HENIN-BEAUMONT, France – When Emmanuel Macron’s election victory flashed on TV screens mounted in the main polling station of far-right candidate Marine Le Pen’s stronghold of Henin-Beaumont in northern France, there was anger and disappointment etched on the faces of her supporters.
In this former coal-mining town in northern France, where unemployment runs high and the town hall is controlled by Le Pen’s party, there had been strong hopes that the far right would this time break through the glass ceiling that has kept it out of power.
Support for Le Pen’s economic nationalism is high among the region’s blue-collar workforce. So too is a deep disdain for a president seen as out of touch with regular folk.
“I’ve never hated a president so much,” said Marie Souillard, 50. “I don’t fully realise it yet, but tomorrow I’m going to be like, he’s here for another five years. I’m living a nightmare.” Souillard had hoped her truck-driver husband would be able to retire earlier if Le Pen had won, but those hopes have now been dashed.

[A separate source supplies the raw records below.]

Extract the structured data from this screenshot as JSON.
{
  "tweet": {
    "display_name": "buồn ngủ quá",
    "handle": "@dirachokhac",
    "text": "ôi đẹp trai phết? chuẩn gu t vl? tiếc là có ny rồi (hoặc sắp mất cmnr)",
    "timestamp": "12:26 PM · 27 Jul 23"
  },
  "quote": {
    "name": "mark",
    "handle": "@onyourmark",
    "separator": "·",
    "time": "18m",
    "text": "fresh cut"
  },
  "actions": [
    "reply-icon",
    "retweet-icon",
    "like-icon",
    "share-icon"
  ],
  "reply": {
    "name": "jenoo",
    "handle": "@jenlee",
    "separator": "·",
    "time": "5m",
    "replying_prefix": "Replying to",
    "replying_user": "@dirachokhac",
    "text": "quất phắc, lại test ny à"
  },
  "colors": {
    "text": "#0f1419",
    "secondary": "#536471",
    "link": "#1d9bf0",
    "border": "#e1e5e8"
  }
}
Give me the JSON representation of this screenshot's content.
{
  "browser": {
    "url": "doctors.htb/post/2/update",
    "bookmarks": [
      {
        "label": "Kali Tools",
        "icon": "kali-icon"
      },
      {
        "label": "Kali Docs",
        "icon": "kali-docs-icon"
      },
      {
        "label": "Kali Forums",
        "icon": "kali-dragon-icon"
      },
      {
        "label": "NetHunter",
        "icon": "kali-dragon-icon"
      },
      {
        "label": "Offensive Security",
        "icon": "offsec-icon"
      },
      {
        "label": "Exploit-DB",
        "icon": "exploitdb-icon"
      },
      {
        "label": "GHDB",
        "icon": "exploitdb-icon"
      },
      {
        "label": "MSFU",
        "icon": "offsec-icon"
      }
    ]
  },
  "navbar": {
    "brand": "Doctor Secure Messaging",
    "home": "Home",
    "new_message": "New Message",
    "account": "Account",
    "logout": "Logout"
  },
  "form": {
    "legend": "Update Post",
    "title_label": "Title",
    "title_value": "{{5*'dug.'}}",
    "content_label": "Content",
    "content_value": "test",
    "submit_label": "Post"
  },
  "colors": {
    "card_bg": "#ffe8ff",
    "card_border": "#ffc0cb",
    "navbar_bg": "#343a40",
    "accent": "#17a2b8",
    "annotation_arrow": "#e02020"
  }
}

“I don’t understand all these people who cheered Macron, it’s unacceptable, when you look at everything he’s done,” she continued.
Le Pen, who had been running for president for a third time, vowed to keep up the fight in parliamentary elections in June.
In his victory speech, Macron acknowledged that many voters who had rallied behind him had done so only to keep the far-right out of power.
“We will have to be benevolent and respectful because our country is riddled with so many doubts, so many divisions,” he told his supporters.
However, few in Henin-Beaumont were persuaded he was sincere.
Souillard’s daughter, Anais, said she was surprised Macron had won by such a comfortable margin given his handling of rising consumer prices and his plans to raise the retirement age.
“He doesn’t think about the working class, he’s a president for the rich,” she said.
With 88 per cent of votes counted, partial results showed Macron with 56.2 per cent of voter support. That figure was likely to creep higher as more votes were counted.
Arnaud de Rigne, 26, a member of Le Pen’s National Rally party’s national committee, said he was disappointed by Le Pen’s loss but that there were signs for hope.
“When you look at the progress she’s made – she was at 17 per cent in 2012, 34 per cent in 2017 and now 42 per cent – you see that there is a constant progression,” de Rigne said. “You can’t help think that sooner or later she’s going to make it.”
This article was first published in Asia One . All contents and images are copyright to their respective owners and sources.